◆ **Exercise instructions**
If pictures are present, leave them out, and copy the data word for word.

####

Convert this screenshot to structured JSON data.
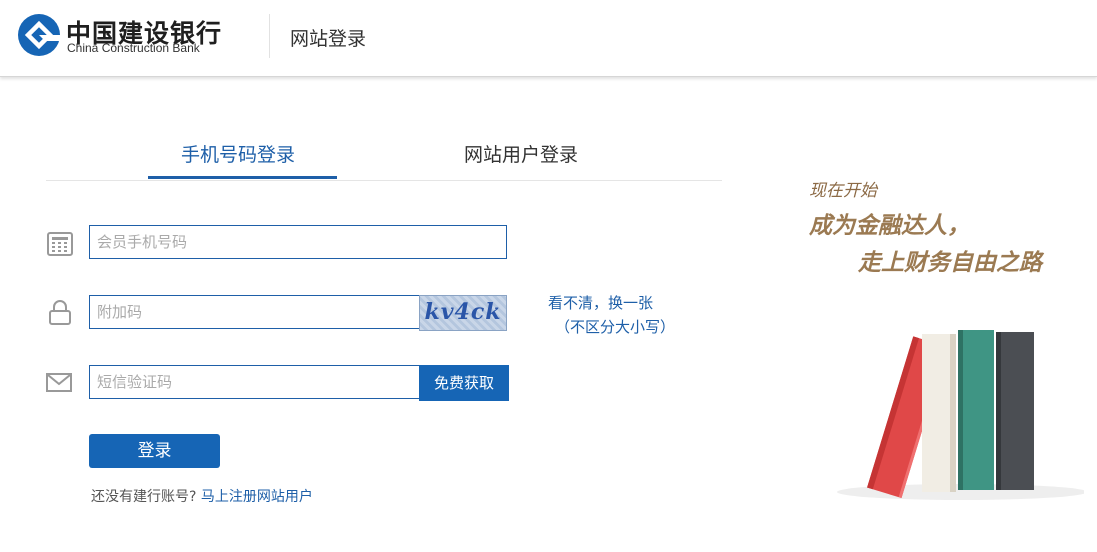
{
  "header": {
    "bank_name_cn": "中国建设银行",
    "bank_name_en": "China Construction Bank",
    "page_title": "网站登录"
  },
  "tabs": [
    {
      "label": "手机号码登录",
      "active": true
    },
    {
      "label": "网站用户登录",
      "active": false
    }
  ],
  "form": {
    "phone_placeholder": "会员手机号码",
    "captcha_placeholder": "附加码",
    "captcha_image_text": "kv4ck",
    "captcha_refresh": "看不清，换一张",
    "captcha_hint": "（不区分大小写）",
    "sms_placeholder": "短信验证码",
    "sms_button": "免费获取",
    "login_button": "登录",
    "register_question": "还没有建行账号?",
    "register_link": "马上注册网站用户"
  },
  "promo": {
    "line1": "现在开始",
    "line2": "成为金融达人，",
    "line3": "走上财务自由之路"
  },
  "icons": {
    "logo": "ccb-logo-icon",
    "phone": "phone-keypad-icon",
    "lock": "lock-icon",
    "mail": "mail-icon"
  },
  "colors": {
    "brand_blue": "#1665b5",
    "link_blue": "#1e5fa8",
    "promo_gold": "#9b7a52"
  }
}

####

◆ **Response**
Convert this screenshot to structured JSON data.
{
  "header": {
    "bank_name_cn": "中国建设银行",
    "bank_name_en": "China Construction Bank",
    "page_title": "网站登录"
  },
  "tabs": [
    {
      "label": "手机号码登录",
      "active": true
    },
    {
      "label": "网站用户登录",
      "active": false
    }
  ],
  "form": {
    "phone_placeholder": "会员手机号码",
    "captcha_placeholder": "附加码",
    "captcha_image_text": "kv4ck",
    "captcha_refresh": "看不清，换一张",
    "captcha_hint": "（不区分大小写）",
    "sms_placeholder": "短信验证码",
    "sms_button": "免费获取",
    "login_button": "登录",
    "register_question": "还没有建行账号?",
    "register_link": "马上注册网站用户"
  },
  "promo": {
    "line1": "现在开始",
    "line2": "成为金融达人，",
    "line3": "走上财务自由之路"
  },
  "icons": {
    "logo": "ccb-logo-icon",
    "phone": "phone-keypad-icon",
    "lock": "lock-icon",
    "mail": "mail-icon"
  },
  "colors": {
    "brand_blue": "#1665b5",
    "link_blue": "#1e5fa8",
    "promo_gold": "#9b7a52"
  }
}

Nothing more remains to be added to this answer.